Baird said the Crown is arguing that this added to his sense of injustice. Over the years, the profound sense of disillusionment turned to anger and then murder. The shootings were entirely intentional and motivated by a desire for revenge. The shootings were planned and deliberate, including the sawing off the barrel of his shotgun, cutting off the stock and cutting a hole in his jeans’ pocket all in an effort to approach the mill site undetected. He even filed the barrel so it wouldn’t scratch his leg. Addison grabbed a handful of additional cartridges, which Crown argued is evidence of his intention to reload the shotgun during his planned rampage, if it became necessary.
During closing arguments yesterday, John Gustafson, Addison’s legal counsel, said his client didn’t knowingly commit murder and should be convicted of manslaughter.
Manslaughter, Baird told jurors, is defined as a homicide caused by a dangerous, unlawful act. Baird said he had no doubt that to shoot a 12-gauge shotgun at close range in an unprovoked manner at a person, on a mill site, is an unlawful act.
Gustafson isn’t asking for an outright acquittal on the charge involving Lunn or McEachern, but of guilty of manslaughter, Baird said.

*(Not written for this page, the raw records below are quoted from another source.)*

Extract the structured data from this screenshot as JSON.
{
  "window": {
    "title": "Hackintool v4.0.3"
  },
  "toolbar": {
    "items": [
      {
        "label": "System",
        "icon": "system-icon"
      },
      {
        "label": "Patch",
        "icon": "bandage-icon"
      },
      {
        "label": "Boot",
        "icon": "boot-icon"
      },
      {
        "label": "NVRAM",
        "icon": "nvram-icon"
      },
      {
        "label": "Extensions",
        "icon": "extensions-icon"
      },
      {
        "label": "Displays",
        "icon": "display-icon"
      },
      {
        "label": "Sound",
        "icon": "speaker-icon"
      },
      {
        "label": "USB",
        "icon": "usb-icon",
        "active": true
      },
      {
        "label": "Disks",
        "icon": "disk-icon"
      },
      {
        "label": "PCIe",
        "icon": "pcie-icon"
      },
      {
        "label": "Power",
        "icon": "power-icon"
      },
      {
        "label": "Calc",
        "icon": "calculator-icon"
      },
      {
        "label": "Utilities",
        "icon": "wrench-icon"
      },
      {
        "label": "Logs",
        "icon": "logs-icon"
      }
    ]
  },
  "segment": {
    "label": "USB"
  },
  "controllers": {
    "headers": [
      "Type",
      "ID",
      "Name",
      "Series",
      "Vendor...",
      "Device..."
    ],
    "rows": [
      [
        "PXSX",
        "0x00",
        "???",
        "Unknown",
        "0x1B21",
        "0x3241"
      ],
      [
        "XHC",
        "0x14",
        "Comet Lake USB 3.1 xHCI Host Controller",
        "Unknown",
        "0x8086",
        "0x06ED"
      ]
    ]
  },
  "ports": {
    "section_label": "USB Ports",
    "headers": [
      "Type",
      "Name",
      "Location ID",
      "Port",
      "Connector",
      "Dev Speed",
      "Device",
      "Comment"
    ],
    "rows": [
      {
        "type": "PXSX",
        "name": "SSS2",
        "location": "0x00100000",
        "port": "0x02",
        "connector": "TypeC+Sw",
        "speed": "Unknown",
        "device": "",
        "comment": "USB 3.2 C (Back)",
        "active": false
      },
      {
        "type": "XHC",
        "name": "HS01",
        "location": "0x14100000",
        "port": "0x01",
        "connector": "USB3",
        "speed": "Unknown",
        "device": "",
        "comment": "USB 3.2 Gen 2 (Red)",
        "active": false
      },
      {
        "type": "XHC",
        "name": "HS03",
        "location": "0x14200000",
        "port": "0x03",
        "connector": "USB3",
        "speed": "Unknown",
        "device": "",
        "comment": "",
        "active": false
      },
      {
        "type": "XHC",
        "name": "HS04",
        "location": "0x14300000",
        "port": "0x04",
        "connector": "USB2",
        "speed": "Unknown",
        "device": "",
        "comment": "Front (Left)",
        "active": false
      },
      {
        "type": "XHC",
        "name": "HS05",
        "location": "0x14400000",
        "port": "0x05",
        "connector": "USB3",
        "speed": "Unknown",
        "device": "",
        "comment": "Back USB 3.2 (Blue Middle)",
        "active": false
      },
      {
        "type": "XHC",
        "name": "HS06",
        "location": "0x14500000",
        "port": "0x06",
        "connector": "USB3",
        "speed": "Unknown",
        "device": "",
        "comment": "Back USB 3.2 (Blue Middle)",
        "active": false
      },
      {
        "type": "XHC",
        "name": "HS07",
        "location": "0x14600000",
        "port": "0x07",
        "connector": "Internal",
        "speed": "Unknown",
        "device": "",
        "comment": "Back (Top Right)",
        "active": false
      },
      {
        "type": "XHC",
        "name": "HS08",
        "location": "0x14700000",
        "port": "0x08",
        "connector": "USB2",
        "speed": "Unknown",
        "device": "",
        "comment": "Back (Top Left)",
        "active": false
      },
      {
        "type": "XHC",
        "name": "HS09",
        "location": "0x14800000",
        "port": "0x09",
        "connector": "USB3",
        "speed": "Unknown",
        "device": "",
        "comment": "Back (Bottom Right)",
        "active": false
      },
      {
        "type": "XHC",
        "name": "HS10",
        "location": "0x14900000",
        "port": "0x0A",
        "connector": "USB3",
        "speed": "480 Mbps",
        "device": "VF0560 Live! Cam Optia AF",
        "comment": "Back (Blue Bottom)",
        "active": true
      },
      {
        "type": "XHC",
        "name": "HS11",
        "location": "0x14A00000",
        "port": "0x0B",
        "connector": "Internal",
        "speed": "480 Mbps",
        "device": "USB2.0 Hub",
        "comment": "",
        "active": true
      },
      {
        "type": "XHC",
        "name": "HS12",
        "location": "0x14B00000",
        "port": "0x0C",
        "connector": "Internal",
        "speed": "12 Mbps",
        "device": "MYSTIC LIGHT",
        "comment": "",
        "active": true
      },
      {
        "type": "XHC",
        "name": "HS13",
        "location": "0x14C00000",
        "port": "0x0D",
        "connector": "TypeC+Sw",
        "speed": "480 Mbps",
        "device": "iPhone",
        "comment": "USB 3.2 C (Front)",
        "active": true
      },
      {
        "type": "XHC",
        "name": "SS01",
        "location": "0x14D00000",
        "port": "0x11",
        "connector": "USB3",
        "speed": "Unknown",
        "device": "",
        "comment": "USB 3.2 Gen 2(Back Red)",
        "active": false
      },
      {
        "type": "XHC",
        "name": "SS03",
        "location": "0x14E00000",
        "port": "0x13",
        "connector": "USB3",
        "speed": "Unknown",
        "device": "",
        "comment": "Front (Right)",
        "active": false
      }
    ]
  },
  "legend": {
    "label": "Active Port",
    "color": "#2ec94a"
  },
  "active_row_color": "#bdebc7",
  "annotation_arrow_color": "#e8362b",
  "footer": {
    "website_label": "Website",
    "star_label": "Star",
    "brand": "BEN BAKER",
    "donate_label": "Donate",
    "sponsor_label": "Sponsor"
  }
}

The six-man, six-woman jury is currently sequestered during deliberations.